Henry L. “Hank” Lacayo, a union leader with strong ties to political and business leaders across California and the nation, has died.
The 85-year-old rose to prominence organizing aircraft workers for the United Auto Workers in the early 1950s. After leading the UAW’s western regional office, he moved to UAW national headquarters in Detroit in the 1970s where he was a member of the union’s executive team.
After his retirement in 1986, he opened H.L. & Associates, a consulting firm that advised a number of clients including Verizon, Southern California Edison and SoCal Gas, on a variety of public policy issues. His Newbury Park home was a testament to his powerful influence, with walls lined with photos of him with presidents, CEOs and world leaders.
He devoted much of his post-retirement time to civic duties, working to strengthen the Ventura County Community Foundation and establishing the Destino Hispanic Legacy Fund to provide scholarships and other funding to serve the Latino community. Born in Los Angeles in 1931, he grew up in Mexico but returned to the U.S. for high school and served in the U.S. Air Force.

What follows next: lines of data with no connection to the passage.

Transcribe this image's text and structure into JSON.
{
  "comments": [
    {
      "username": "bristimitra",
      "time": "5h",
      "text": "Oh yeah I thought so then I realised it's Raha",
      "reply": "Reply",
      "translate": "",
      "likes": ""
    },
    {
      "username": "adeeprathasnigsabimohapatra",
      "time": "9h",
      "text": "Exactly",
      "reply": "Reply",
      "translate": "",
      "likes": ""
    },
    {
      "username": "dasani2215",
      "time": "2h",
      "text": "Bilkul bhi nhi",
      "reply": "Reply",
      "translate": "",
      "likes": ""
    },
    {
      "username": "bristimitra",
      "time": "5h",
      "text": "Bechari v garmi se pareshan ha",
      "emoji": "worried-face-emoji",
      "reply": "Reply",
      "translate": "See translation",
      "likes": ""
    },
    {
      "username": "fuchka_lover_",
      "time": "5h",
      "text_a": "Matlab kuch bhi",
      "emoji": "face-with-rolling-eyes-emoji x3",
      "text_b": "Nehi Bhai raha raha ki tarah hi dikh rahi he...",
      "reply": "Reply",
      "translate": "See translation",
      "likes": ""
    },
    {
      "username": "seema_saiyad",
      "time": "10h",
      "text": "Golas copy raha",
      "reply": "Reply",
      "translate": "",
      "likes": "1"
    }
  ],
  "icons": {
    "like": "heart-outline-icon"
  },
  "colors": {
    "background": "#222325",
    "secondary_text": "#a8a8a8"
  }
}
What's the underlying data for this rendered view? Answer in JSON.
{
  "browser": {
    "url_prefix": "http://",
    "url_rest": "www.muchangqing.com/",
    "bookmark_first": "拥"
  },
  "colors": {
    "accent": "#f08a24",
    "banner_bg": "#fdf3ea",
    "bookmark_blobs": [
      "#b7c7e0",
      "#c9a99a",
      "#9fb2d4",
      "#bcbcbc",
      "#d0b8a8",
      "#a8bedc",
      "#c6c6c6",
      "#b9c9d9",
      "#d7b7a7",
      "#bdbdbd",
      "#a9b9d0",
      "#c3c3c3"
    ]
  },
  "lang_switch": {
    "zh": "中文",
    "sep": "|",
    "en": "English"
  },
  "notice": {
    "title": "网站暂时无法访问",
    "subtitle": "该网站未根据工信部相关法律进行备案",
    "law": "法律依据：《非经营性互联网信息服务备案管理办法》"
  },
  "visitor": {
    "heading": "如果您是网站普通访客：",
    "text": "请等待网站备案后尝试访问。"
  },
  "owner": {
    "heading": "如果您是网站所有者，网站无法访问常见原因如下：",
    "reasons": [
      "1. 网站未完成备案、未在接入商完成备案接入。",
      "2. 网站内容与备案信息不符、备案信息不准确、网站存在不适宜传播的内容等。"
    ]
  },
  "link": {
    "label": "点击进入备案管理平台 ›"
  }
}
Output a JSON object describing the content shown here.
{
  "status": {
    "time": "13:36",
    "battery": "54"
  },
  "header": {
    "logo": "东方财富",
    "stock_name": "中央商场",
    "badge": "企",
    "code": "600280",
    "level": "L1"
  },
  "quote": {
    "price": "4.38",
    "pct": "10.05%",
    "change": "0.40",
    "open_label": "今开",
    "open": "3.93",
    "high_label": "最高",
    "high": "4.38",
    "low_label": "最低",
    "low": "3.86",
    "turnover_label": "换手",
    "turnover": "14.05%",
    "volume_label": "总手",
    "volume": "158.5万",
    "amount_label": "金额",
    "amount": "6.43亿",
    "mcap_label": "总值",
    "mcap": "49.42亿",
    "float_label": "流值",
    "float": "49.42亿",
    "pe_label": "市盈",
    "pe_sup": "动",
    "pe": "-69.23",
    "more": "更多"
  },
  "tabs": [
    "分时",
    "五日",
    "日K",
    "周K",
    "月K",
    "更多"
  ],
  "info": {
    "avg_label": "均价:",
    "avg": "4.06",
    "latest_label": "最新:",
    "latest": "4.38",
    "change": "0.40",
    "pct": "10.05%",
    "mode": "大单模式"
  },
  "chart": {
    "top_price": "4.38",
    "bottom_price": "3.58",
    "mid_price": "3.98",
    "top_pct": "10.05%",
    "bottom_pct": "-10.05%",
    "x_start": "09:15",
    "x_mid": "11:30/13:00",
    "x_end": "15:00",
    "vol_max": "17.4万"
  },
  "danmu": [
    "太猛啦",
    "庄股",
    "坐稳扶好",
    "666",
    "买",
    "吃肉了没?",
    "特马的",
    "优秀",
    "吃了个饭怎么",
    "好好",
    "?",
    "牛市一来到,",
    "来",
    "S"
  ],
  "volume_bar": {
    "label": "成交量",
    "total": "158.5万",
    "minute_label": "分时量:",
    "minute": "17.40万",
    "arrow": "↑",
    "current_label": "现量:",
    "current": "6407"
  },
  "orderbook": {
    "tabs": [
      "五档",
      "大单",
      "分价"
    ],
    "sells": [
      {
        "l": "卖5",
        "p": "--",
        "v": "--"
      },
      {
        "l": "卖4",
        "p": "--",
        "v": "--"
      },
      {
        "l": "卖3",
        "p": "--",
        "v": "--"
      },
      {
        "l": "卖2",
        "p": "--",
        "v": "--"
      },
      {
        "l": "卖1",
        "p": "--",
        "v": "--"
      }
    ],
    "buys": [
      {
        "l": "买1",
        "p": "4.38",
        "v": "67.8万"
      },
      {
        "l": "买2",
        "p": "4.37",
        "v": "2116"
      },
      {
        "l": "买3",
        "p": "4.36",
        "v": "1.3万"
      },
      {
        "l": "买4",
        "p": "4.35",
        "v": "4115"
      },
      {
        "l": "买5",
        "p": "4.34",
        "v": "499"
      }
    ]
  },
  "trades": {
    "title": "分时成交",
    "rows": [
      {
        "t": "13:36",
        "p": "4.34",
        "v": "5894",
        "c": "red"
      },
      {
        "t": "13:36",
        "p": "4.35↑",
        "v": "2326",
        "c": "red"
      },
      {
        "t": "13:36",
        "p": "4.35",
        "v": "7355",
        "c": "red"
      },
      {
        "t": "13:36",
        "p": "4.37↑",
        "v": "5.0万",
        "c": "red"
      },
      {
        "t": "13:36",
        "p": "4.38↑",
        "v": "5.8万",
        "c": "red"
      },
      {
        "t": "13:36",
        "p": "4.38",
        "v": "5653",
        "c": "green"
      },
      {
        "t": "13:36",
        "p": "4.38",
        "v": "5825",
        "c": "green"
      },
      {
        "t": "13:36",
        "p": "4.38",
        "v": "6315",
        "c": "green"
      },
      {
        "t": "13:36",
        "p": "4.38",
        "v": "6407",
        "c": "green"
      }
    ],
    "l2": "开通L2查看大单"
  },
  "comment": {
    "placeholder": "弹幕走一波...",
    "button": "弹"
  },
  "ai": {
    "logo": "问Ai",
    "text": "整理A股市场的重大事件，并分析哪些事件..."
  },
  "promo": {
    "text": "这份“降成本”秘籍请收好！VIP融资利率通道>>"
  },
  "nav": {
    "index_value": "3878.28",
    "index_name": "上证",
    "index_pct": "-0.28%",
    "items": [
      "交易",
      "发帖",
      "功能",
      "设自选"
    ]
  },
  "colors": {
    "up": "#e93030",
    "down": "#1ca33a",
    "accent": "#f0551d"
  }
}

A powerful political figure, he helped Democratic Party candidates, notably U.S. Reps. Lois Capps and Julia Brownley and Assembly member Jacqui Irwin win close elections.
Lacayo had a strong centrist streak and fought to balance the party’s no-growth green partisans and its blue collar union forces. His death, after a long battle with cancer, may expose those divisions on the Central Coast, where redistricting and the open primary system have made races more competitive.
Much of Lacayo’s philanthropy in the area was dedicated to CSU Channel Islands, where he served on the CI Foundation Board of Trustees. He donated his UAW archives to the university, creating the Lacayo Institute for Workforce and Community Studies, a think tank devoted to the study of the changing workplace. He received an honorary doctorate from CI in 2012 and also was inducted into the Pacific Coast Business Times Hall of Fame.
Lacayo was a mentor to many Latino leaders in the region and was known affectionately as “tio” or uncle by many.
On a personal note, Lacayo understood the value of the Business Times and its nonpartisan approach to politics as a way of advancing business interests and the regional economy.
With the passing of Mike Towbes, Lon Morton and Lacayo in a matter of weeks, the region has lost three men of character who were highly successful, extremely competitive but whose success was dependent on their ability to keep lines of communication open with many people who shared a different point of view.
• Contact Editor Henry Dubroff at [email protected]